On the contrary, the interfere position argues that explicit knowledge becomes implicit if learners have the opportunity for plentiful communicative practice while the weak interface position (Ellis, 1993) claims that explicit knowledge can convert into implicit knowledge if the learner is ready to acquire the targeted feature. Furthermore, explicit knowledge can either be taught deductively or inductively. In inductive teaching, learners are first exposed to exemplars of the grammatical structure and are asked to arrive at a metalinguistic generalization on their own.
In deductive teaching, on the other hand, a grammatical structure is presented initially and then practiced in one way or another. The use of the two approaches mentioned above depends on the situations and the kind of rules being taught, and it also depends on the knowledge the learners have.

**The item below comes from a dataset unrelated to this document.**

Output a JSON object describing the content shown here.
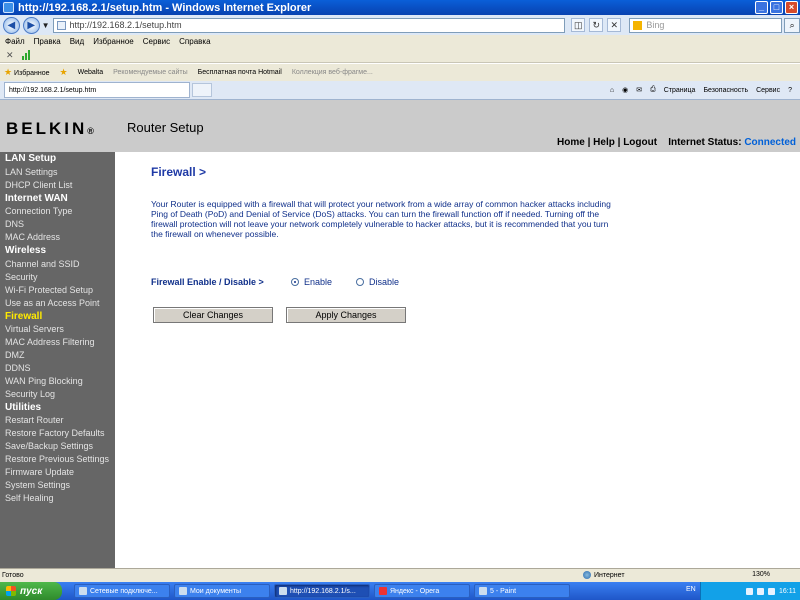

Teaching grammar explicitly can be done through drills and activities. The teacher, in turn, reacts through giving corrective feedback either implicitly or explicitly. In other words, a teacher can correct errors directly or indirectly (the feedback is masked). Variety is really the key. There’s nothing wrong with mechanical exercises – gap-filling, sentence transformation and so forth. These can help learners to grasp the form of a complex structure at the outset without having to think too much about the meaning.
But it’s important to move on to activities where the structure is used in more interesting and realistic ways. Long (1988,1991) and Doughty (2002) have argued strongly that focus on form is best equipped to promote interlanguage development because the acquisition of implicit knowledge occurs as a result of learners attending to linguistic form at the same time they are engaged with understanding and producing meaningful messages. Then, the grammar instruction should take the form of separate grammar lessons and should be integrated into communicative activities.
To conclude, I can say that grammar teaching should be taught through focus on both form and meaning. Also, grammar is best taught to those who have already acquired the ability to use the language. Further, explicit instruction can help implicit knowledge to be developed into producing meaningful sentences in communicative situations. Generally speaking, variety in approaches and activities is very important in teaching grammar because, due to this variety, we can meet the needs of different learners and profiles we have in the classroom. Subsequently, learners can integrate what they learn in real life situations.
Unlike many ELT resources platforms, we haven’t put a paywall.
We want to keep our website as open as possible for you, and for all the world teachers who believe in the teacher’s noble message.
Editing and preparing content besides the technical management of the website, takes a lot of time, hard work and money to produce.
We need our readers including you dear teachers and learners all over the world to fund us, so that the future this platform would be much more secure. Support us for whatever you can by clicking on the button below.
Join us to receive our regular updares